Deep Dive into Digital and Data Methods for Chinese Studies Series

Photograph of Professor Daniela Stockmann

Professor Daniela Stockmann

Now in its second year, the “Deep Dive into Digital and Data Methods for Chinese Studies” series resumes this fall. We are pleased to announce Professor Daniela Stockmann’s visit on October 26 and 27. She will discuss the interconnections between social media and politics in China. A U-M alum, she is now Professor of Digital Politics and Media at the Hertie School of Governance in Berlin.

Lecture: Designing Authoritarian Deliberation: 

How Social Media Platforms Influence Political Talk in China


Time: Thursday, October 26, 2017 11:00 am - 12:00 pm

Location: Clark Library Instructional Space (240 Hatcher Graduate Library)

Light refreshments will be provided.

Discussion is often celebrated as a critical element of public opinion and citizen participation in politics. Most researchers share the view that the effects of group conversation – online or offline – depend on the circumstances in which group discussion takes place. While early research focused on assessing the effects of the online environment more generally on political discourse, more recently scholars have suggested that the design and features of specific online platforms also shape what is politically expressed online and how. Building on these findings and drawing on semi-structured qualitative expert interviews with information and communications technology professionals at Tencent and Weibo, Stockmann explains how major Chinese social media differ in terms of their structure and the company’s motivation. She will specify which features are more likely to facilitate the emergence of online public opinion in Chinese social media and provide evidence from a nationwide representative survey as well as an online experiment. Results show that the effects of technology are stronger when political talk is less sensitive. Technological design matters only within the boundaries of authoritarian discourse.

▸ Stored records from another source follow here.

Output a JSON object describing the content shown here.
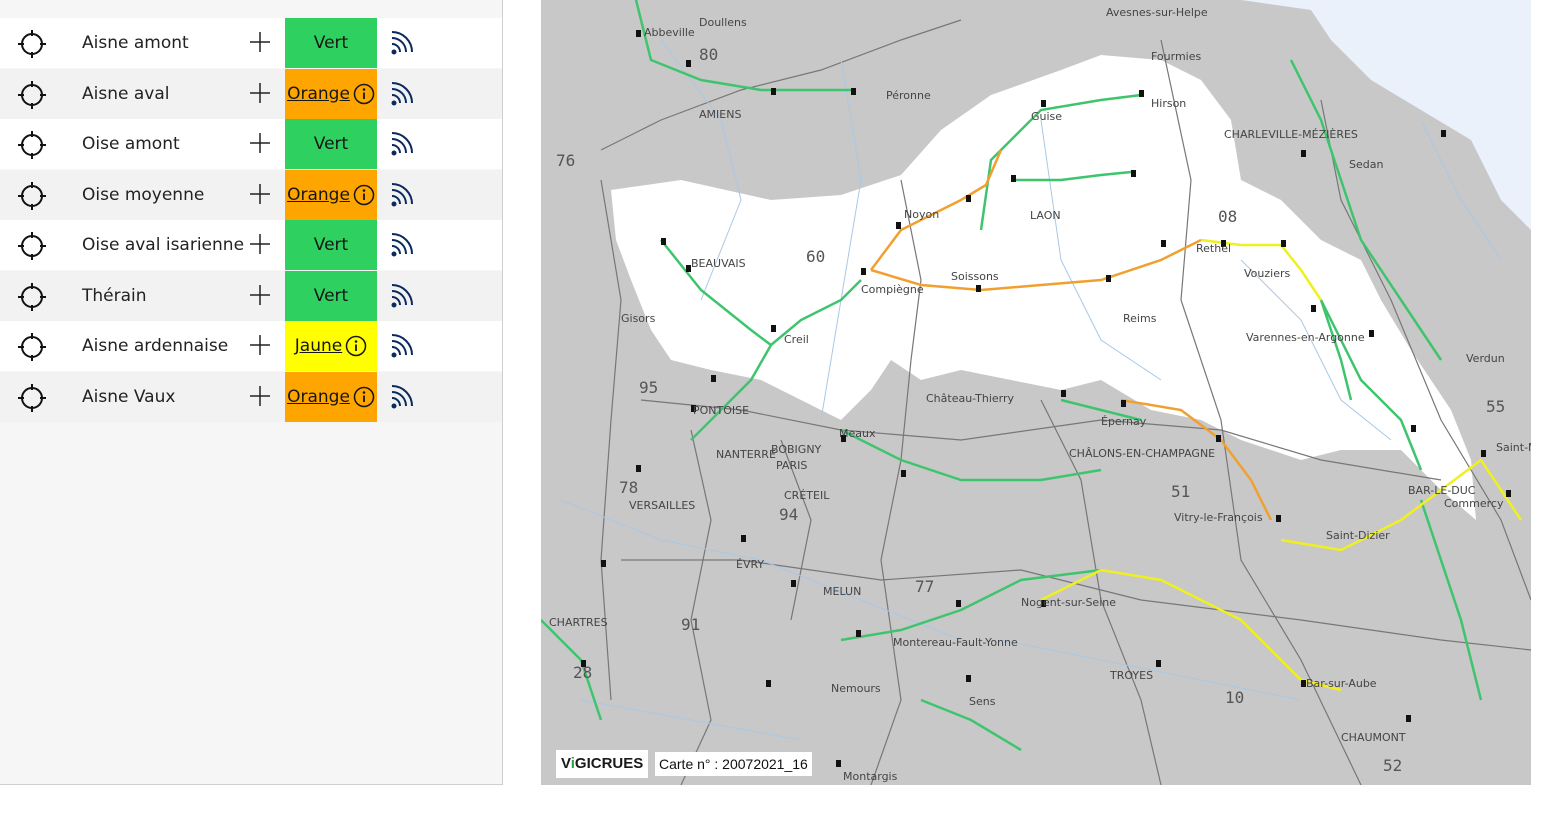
{
  "sections": [
    {
      "name": "Aisne amont",
      "level": "Vert",
      "color": "#2ed160",
      "link": false
    },
    {
      "name": "Aisne aval",
      "level": "Orange",
      "color": "#ffa500",
      "link": true
    },
    {
      "name": "Oise amont",
      "level": "Vert",
      "color": "#2ed160",
      "link": false
    },
    {
      "name": "Oise moyenne",
      "level": "Orange",
      "color": "#ffa500",
      "link": true
    },
    {
      "name": "Oise aval isarienne",
      "level": "Vert",
      "color": "#2ed160",
      "link": false
    },
    {
      "name": "Thérain",
      "level": "Vert",
      "color": "#2ed160",
      "link": false
    },
    {
      "name": "Aisne ardennaise",
      "level": "Jaune",
      "color": "#ffff00",
      "link": true
    },
    {
      "name": "Aisne Vaux",
      "level": "Orange",
      "color": "#ffa500",
      "link": true
    }
  ],
  "icons": {
    "locate": "crosshair-icon",
    "add": "plus-icon",
    "feed": "rss-icon",
    "info": "info-icon"
  },
  "map": {
    "logo_prefix": "V",
    "logo_mark": "i",
    "logo_suffix": "GICRUES",
    "card_number": "Carte n° : 20072021_16",
    "places": [
      "Avesnes-sur-Helpe",
      "Abbeville",
      "Doullens",
      "Fourmies",
      "Hirson",
      "Guise",
      "AMIENS",
      "Péronne",
      "CHARLEVILLE-MÉZIÈRES",
      "Sedan",
      "Noyon",
      "LAON",
      "BEAUVAIS",
      "Rethel",
      "Vouziers",
      "Compiègne",
      "Soissons",
      "Gisors",
      "Creil",
      "Reims",
      "Varennes-en-Argonne",
      "Verdun",
      "PONTOISE",
      "Château-Thierry",
      "Épernay",
      "CHÂLONS-EN-CHAMPAGNE",
      "BOBIGNY",
      "NANTERRE",
      "PARIS",
      "Meaux",
      "VERSAILLES",
      "CRÉTEIL",
      "Vitry-le-François",
      "BAR-LE-DUC",
      "Commercy",
      "Saint-Dizier",
      "ÉVRY",
      "MELUN",
      "CHARTRES",
      "Nogent-sur-Seine",
      "Montereau-Fault-Yonne",
      "TROYES",
      "Nemours",
      "Bar-sur-Aube",
      "Sens",
      "CHAUMONT",
      "Montargis",
      "Saint-M"
    ],
    "departments": [
      "80",
      "76",
      "60",
      "08",
      "95",
      "55",
      "78",
      "94",
      "51",
      "77",
      "91",
      "28",
      "10",
      "52"
    ]
  }
}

Workshop: Bias in Social Media Data from China

Time: Friday, October 27, 2017 12:00 pm - 1:30 pm

Location: ULIC (4059 Shapiro Library)

The room is equipped with desktops, but please feel free to bring your own laptop if Stata software is installed on your machine. REGISTRATION is required.

           Many people believe that social media represent public opinion. Especially in China and other authoritarian states, social media are often regarded as an independent source of information. Yet in practice social media data have many limitations, most obviously bias stemming from unequal Internet access and government control over media.

In this workshop Professor Stockmann will discuss some of the less obvious sources of bias in Chinese social media data, most importantly, differences between active and passive users and differences between people who are willing to participate in research and who are not. During the workshop we will discuss these broader themes and walk through some concrete examples, analyzing survey data with Stata. If possible, please take a look at Stockmann’s forthcoming paper “Towards Area-Smart Data Science: Critical Questions for Working with Big Data from China” in advance of the workshop.

Speaker Bio: Daniela Stockmann is Professor of Digital Politics and Media at the Hertie School of Governance in Berlin. Before joining the Hertie School faculty, she was Associate Professor of Political Science at Leiden University. She received a Ph.D. in Political Science from the University of Michigan, Ann Arbor (2007), and an MA in Chinese Studies from the School of Oriental and African Studies, London (2001).  Her research interests include comparative politics with a specialization on China, public opinion and political communication, research design, and more recently digital methods, big data, and data science as an emerging field. She applies theories and methods developed in research on media and public opinion to authoritarian politics, placing China into a broader comparative context. Stockmann's research has been published in Comparative Political Studies, Political Psychology, Political Communication, the China Quarterly, the Journal of Contemporary China, and other journals and edited volumes. Her book, Media Commercialization and Authoritarian Rule in China (Cambridge University Press, 2013), received the 2015 Goldsmith Book Prize for best academic book on media, politics, and public affairs from the Shorenstein Center at Harvard University. Her current research project, funded by a Starting Grant of the European Research Council (ERC), explores the impact of technological design of social media platforms on user behavior regarding politics. More information is available at

The Series: “Deep Dive”  is co-sponsored by the Lieberthal-Rogel Center for Chinese Studies (LRCCS) and the Asia Library, and is co-directed by Mary Gallagher (Professor of Political Science and Director of LRCCS) and Liangyu Fu (Chinese Studies Librarian, Asia Library).